The first legislative reforms to the Children Young Persons and their Families Act have been reported back from select committee, with Labour and the Greens making strong objections to some aspects.

The PSA welcomes the strong minority reports, which both identify huge risks in the government’s proposal to delegate all the functions of social workers to anyone inside or outside the state sector.

It’s urging all parties, including the Maori Party, to oppose the legislation - and go back to the drawing board with a more considered approach.

"The current legislation will make the system even more fragmented, and leave the way open for private companies to pick up these contracts on a for-profit basis", PSA National Secretary Glenn Barclay says.

"We accept that the system needs reform, and that some parts of this legislation will do good - like raising the age of state care to 18, and setting up a new agency to advocate for children.

"But the risks far outweigh those benefits.

"Opposing the legislation would make a strong statement that these reforms are ill-thought-out and need far, far more work.

"These reforms will be hard to undo once they’re put in place.
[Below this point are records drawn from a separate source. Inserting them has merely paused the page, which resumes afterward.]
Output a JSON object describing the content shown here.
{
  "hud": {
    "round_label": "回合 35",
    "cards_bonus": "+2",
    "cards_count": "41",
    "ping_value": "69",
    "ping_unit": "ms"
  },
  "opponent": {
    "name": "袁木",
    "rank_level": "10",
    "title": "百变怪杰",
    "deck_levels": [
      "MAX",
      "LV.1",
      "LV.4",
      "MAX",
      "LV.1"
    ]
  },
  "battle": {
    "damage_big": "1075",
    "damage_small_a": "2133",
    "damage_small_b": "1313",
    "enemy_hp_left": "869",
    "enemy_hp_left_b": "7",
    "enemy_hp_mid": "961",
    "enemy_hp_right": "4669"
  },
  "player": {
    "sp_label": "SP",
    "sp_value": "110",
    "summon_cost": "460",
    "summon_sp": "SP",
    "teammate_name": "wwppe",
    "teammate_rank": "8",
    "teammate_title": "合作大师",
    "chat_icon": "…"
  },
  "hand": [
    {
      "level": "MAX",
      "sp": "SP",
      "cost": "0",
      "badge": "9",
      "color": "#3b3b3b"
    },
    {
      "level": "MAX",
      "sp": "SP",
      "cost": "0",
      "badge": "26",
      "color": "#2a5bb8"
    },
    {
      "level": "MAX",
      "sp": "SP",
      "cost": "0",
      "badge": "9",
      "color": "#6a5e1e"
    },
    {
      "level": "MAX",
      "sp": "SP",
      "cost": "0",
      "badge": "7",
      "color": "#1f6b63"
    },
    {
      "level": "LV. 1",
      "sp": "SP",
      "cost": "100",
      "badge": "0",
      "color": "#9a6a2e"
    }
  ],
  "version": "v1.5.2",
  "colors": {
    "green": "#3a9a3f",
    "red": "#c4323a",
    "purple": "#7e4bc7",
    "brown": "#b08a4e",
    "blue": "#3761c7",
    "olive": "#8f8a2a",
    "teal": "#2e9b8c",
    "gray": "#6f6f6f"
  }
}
"We would enthusiastically support new legislation in 2017 that raised the age of care, increased participation for children and young people - and supported social workers to do their jobs."